Requirement → Your task is to restate every entry below word for word and omit the images.

Data for the task →
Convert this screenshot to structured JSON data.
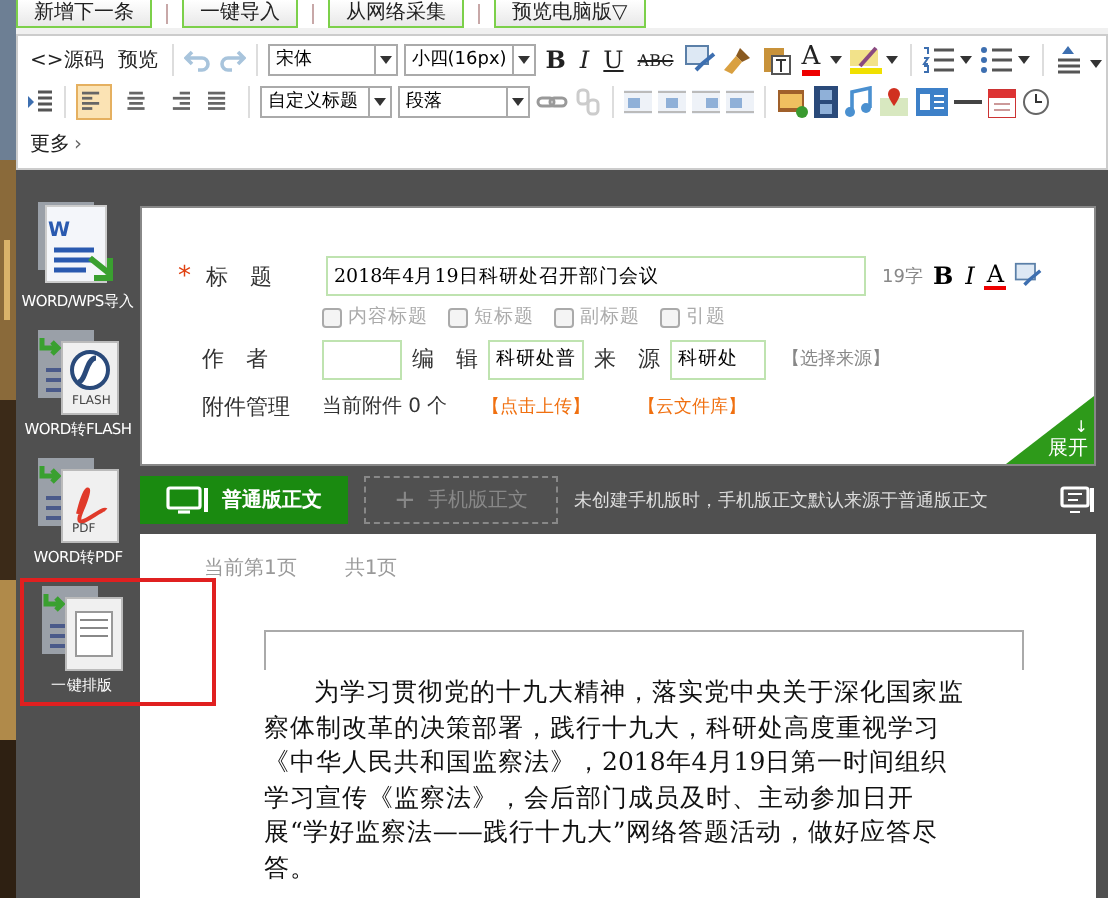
{
  "top_buttons": [
    "新增下一条",
    "一键导入",
    "从网络采集",
    "预览电脑版▽"
  ],
  "toolbar": {
    "source": "<>源码",
    "preview": "预览",
    "font": "宋体",
    "size": "小四(16px)",
    "format_buttons": [
      "B",
      "I",
      "U",
      "ABC"
    ],
    "font_color_letter": "A",
    "align_buttons": [
      {
        "selected": true
      },
      {
        "selected": false
      },
      {
        "selected": false
      },
      {
        "selected": false
      }
    ],
    "heading": "自定义标题",
    "paragraph": "段落",
    "more": "更多",
    "more_arrow": "›"
  },
  "sidebar_tools": [
    {
      "kind": "word",
      "badge": "W",
      "label": "WORD/WPS导入",
      "highlighted": false
    },
    {
      "kind": "flash",
      "badge": "FLASH",
      "label": "WORD转FLASH",
      "highlighted": false
    },
    {
      "kind": "pdf",
      "badge": "PDF",
      "label": "WORD转PDF",
      "highlighted": false
    },
    {
      "kind": "layout",
      "label": "一键排版",
      "highlighted": true
    }
  ],
  "form": {
    "required_mark": "*",
    "title_label": "标　题",
    "title_value": "2018年4月19日科研处召开部门会议",
    "char_count": "19字",
    "title_format": [
      "B",
      "I",
      "A"
    ],
    "checkboxes": [
      {
        "label": "内容标题",
        "checked": false
      },
      {
        "label": "短标题",
        "checked": false
      },
      {
        "label": "副标题",
        "checked": false
      },
      {
        "label": "引题",
        "checked": false
      }
    ],
    "author_label": "作　者",
    "editor_label": "编　辑",
    "editor_value": "科研处普",
    "source_label": "来　源",
    "source_value": "科研处",
    "source_link": "【选择来源】",
    "attachments_label": "附件管理",
    "attachments_text": "当前附件 0 个",
    "upload_link": "【点击上传】",
    "cloud_link": "【云文件库】",
    "expand_arrow": "↓",
    "expand": "展开"
  },
  "body_tabs": [
    {
      "label": "普通版正文",
      "selected": true
    },
    {
      "icon": "+",
      "label": "手机版正文",
      "selected": false
    }
  ],
  "body_note": "未创建手机版时，手机版正文默认来源于普通版正文",
  "editor": {
    "current_page": "当前第1页",
    "total_pages": "共1页",
    "paragraph": "为学习贯彻党的十九大精神，落实党中央关于深化国家监察体制改革的决策部署，践行十九大，科研处高度重视学习《中华人民共和国监察法》，2018年4月19日第一时间组织学习宣传《监察法》，会后部门成员及时、主动参加日开展“学好监察法——践行十九大”网络答题活动，做好应答尽答。"
  }
}
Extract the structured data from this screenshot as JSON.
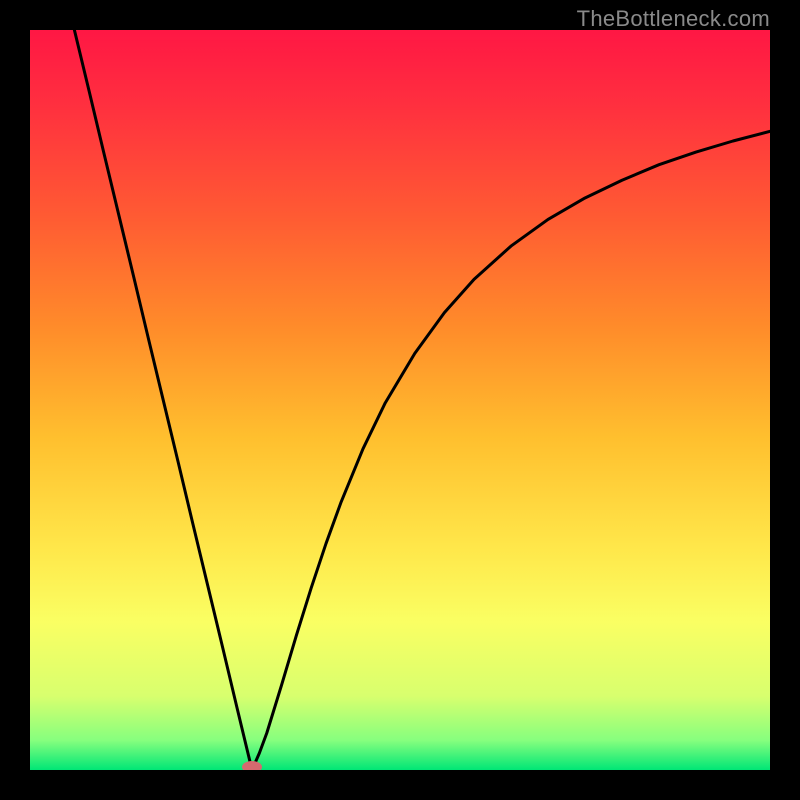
{
  "watermark": "TheBottleneck.com",
  "colors": {
    "frame": "#000000",
    "line": "#000000",
    "marker": "#d46a6f",
    "gradient_stops": [
      {
        "offset": 0.0,
        "color": "#ff1744"
      },
      {
        "offset": 0.1,
        "color": "#ff2f3f"
      },
      {
        "offset": 0.25,
        "color": "#ff5a33"
      },
      {
        "offset": 0.4,
        "color": "#ff8b2a"
      },
      {
        "offset": 0.55,
        "color": "#ffbf2e"
      },
      {
        "offset": 0.7,
        "color": "#ffe74a"
      },
      {
        "offset": 0.8,
        "color": "#faff63"
      },
      {
        "offset": 0.9,
        "color": "#d8ff6e"
      },
      {
        "offset": 0.96,
        "color": "#86ff7e"
      },
      {
        "offset": 1.0,
        "color": "#00e676"
      }
    ]
  },
  "chart_data": {
    "type": "line",
    "title": "",
    "xlabel": "",
    "ylabel": "",
    "xlim": [
      0,
      100
    ],
    "ylim": [
      0,
      100
    ],
    "grid": false,
    "legend": false,
    "min_marker": {
      "x": 30,
      "y": 0
    },
    "series": [
      {
        "name": "curve",
        "points": [
          {
            "x": 6.0,
            "y": 100.0
          },
          {
            "x": 8.0,
            "y": 91.7
          },
          {
            "x": 10.0,
            "y": 83.3
          },
          {
            "x": 12.0,
            "y": 75.0
          },
          {
            "x": 14.0,
            "y": 66.7
          },
          {
            "x": 16.0,
            "y": 58.3
          },
          {
            "x": 18.0,
            "y": 50.0
          },
          {
            "x": 20.0,
            "y": 41.7
          },
          {
            "x": 22.0,
            "y": 33.3
          },
          {
            "x": 24.0,
            "y": 25.0
          },
          {
            "x": 26.0,
            "y": 16.7
          },
          {
            "x": 28.0,
            "y": 8.3
          },
          {
            "x": 30.0,
            "y": 0.0
          },
          {
            "x": 31.0,
            "y": 2.3
          },
          {
            "x": 32.0,
            "y": 5.0
          },
          {
            "x": 34.0,
            "y": 11.5
          },
          {
            "x": 36.0,
            "y": 18.2
          },
          {
            "x": 38.0,
            "y": 24.6
          },
          {
            "x": 40.0,
            "y": 30.6
          },
          {
            "x": 42.0,
            "y": 36.1
          },
          {
            "x": 45.0,
            "y": 43.4
          },
          {
            "x": 48.0,
            "y": 49.6
          },
          {
            "x": 52.0,
            "y": 56.3
          },
          {
            "x": 56.0,
            "y": 61.8
          },
          {
            "x": 60.0,
            "y": 66.3
          },
          {
            "x": 65.0,
            "y": 70.8
          },
          {
            "x": 70.0,
            "y": 74.4
          },
          {
            "x": 75.0,
            "y": 77.3
          },
          {
            "x": 80.0,
            "y": 79.7
          },
          {
            "x": 85.0,
            "y": 81.8
          },
          {
            "x": 90.0,
            "y": 83.5
          },
          {
            "x": 95.0,
            "y": 85.0
          },
          {
            "x": 100.0,
            "y": 86.3
          }
        ]
      }
    ]
  }
}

Task answer →
Convert this screenshot to structured JSON data.
{
  "top_buttons": [
    "新增下一条",
    "一键导入",
    "从网络采集",
    "预览电脑版▽"
  ],
  "toolbar": {
    "source": "<>源码",
    "preview": "预览",
    "font": "宋体",
    "size": "小四(16px)",
    "format_buttons": [
      "B",
      "I",
      "U",
      "ABC"
    ],
    "font_color_letter": "A",
    "align_buttons": [
      {
        "selected": true
      },
      {
        "selected": false
      },
      {
        "selected": false
      },
      {
        "selected": false
      }
    ],
    "heading": "自定义标题",
    "paragraph": "段落",
    "more": "更多",
    "more_arrow": "›"
  },
  "sidebar_tools": [
    {
      "kind": "word",
      "badge": "W",
      "label": "WORD/WPS导入",
      "highlighted": false
    },
    {
      "kind": "flash",
      "badge": "FLASH",
      "label": "WORD转FLASH",
      "highlighted": false
    },
    {
      "kind": "pdf",
      "badge": "PDF",
      "label": "WORD转PDF",
      "highlighted": false
    },
    {
      "kind": "layout",
      "label": "一键排版",
      "highlighted": true
    }
  ],
  "form": {
    "required_mark": "*",
    "title_label": "标　题",
    "title_value": "2018年4月19日科研处召开部门会议",
    "char_count": "19字",
    "title_format": [
      "B",
      "I",
      "A"
    ],
    "checkboxes": [
      {
        "label": "内容标题",
        "checked": false
      },
      {
        "label": "短标题",
        "checked": false
      },
      {
        "label": "副标题",
        "checked": false
      },
      {
        "label": "引题",
        "checked": false
      }
    ],
    "author_label": "作　者",
    "editor_label": "编　辑",
    "editor_value": "科研处普",
    "source_label": "来　源",
    "source_value": "科研处",
    "source_link": "【选择来源】",
    "attachments_label": "附件管理",
    "attachments_text": "当前附件 0 个",
    "upload_link": "【点击上传】",
    "cloud_link": "【云文件库】",
    "expand_arrow": "↓",
    "expand": "展开"
  },
  "body_tabs": [
    {
      "label": "普通版正文",
      "selected": true
    },
    {
      "icon": "+",
      "label": "手机版正文",
      "selected": false
    }
  ],
  "body_note": "未创建手机版时，手机版正文默认来源于普通版正文",
  "editor": {
    "current_page": "当前第1页",
    "total_pages": "共1页",
    "paragraph": "为学习贯彻党的十九大精神，落实党中央关于深化国家监察体制改革的决策部署，践行十九大，科研处高度重视学习《中华人民共和国监察法》，2018年4月19日第一时间组织学习宣传《监察法》，会后部门成员及时、主动参加日开展“学好监察法——践行十九大”网络答题活动，做好应答尽答。"
  }
}
Extract the structured data from this screenshot as JSON.
{
  "watermark": "TheBottleneck.com",
  "colors": {
    "frame": "#000000",
    "line": "#000000",
    "marker": "#d46a6f",
    "gradient_stops": [
      {
        "offset": 0.0,
        "color": "#ff1744"
      },
      {
        "offset": 0.1,
        "color": "#ff2f3f"
      },
      {
        "offset": 0.25,
        "color": "#ff5a33"
      },
      {
        "offset": 0.4,
        "color": "#ff8b2a"
      },
      {
        "offset": 0.55,
        "color": "#ffbf2e"
      },
      {
        "offset": 0.7,
        "color": "#ffe74a"
      },
      {
        "offset": 0.8,
        "color": "#faff63"
      },
      {
        "offset": 0.9,
        "color": "#d8ff6e"
      },
      {
        "offset": 0.96,
        "color": "#86ff7e"
      },
      {
        "offset": 1.0,
        "color": "#00e676"
      }
    ]
  },
  "chart_data": {
    "type": "line",
    "title": "",
    "xlabel": "",
    "ylabel": "",
    "xlim": [
      0,
      100
    ],
    "ylim": [
      0,
      100
    ],
    "grid": false,
    "legend": false,
    "min_marker": {
      "x": 30,
      "y": 0
    },
    "series": [
      {
        "name": "curve",
        "points": [
          {
            "x": 6.0,
            "y": 100.0
          },
          {
            "x": 8.0,
            "y": 91.7
          },
          {
            "x": 10.0,
            "y": 83.3
          },
          {
            "x": 12.0,
            "y": 75.0
          },
          {
            "x": 14.0,
            "y": 66.7
          },
          {
            "x": 16.0,
            "y": 58.3
          },
          {
            "x": 18.0,
            "y": 50.0
          },
          {
            "x": 20.0,
            "y": 41.7
          },
          {
            "x": 22.0,
            "y": 33.3
          },
          {
            "x": 24.0,
            "y": 25.0
          },
          {
            "x": 26.0,
            "y": 16.7
          },
          {
            "x": 28.0,
            "y": 8.3
          },
          {
            "x": 30.0,
            "y": 0.0
          },
          {
            "x": 31.0,
            "y": 2.3
          },
          {
            "x": 32.0,
            "y": 5.0
          },
          {
            "x": 34.0,
            "y": 11.5
          },
          {
            "x": 36.0,
            "y": 18.2
          },
          {
            "x": 38.0,
            "y": 24.6
          },
          {
            "x": 40.0,
            "y": 30.6
          },
          {
            "x": 42.0,
            "y": 36.1
          },
          {
            "x": 45.0,
            "y": 43.4
          },
          {
            "x": 48.0,
            "y": 49.6
          },
          {
            "x": 52.0,
            "y": 56.3
          },
          {
            "x": 56.0,
            "y": 61.8
          },
          {
            "x": 60.0,
            "y": 66.3
          },
          {
            "x": 65.0,
            "y": 70.8
          },
          {
            "x": 70.0,
            "y": 74.4
          },
          {
            "x": 75.0,
            "y": 77.3
          },
          {
            "x": 80.0,
            "y": 79.7
          },
          {
            "x": 85.0,
            "y": 81.8
          },
          {
            "x": 90.0,
            "y": 83.5
          },
          {
            "x": 95.0,
            "y": 85.0
          },
          {
            "x": 100.0,
            "y": 86.3
          }
        ]
      }
    ]
  }
}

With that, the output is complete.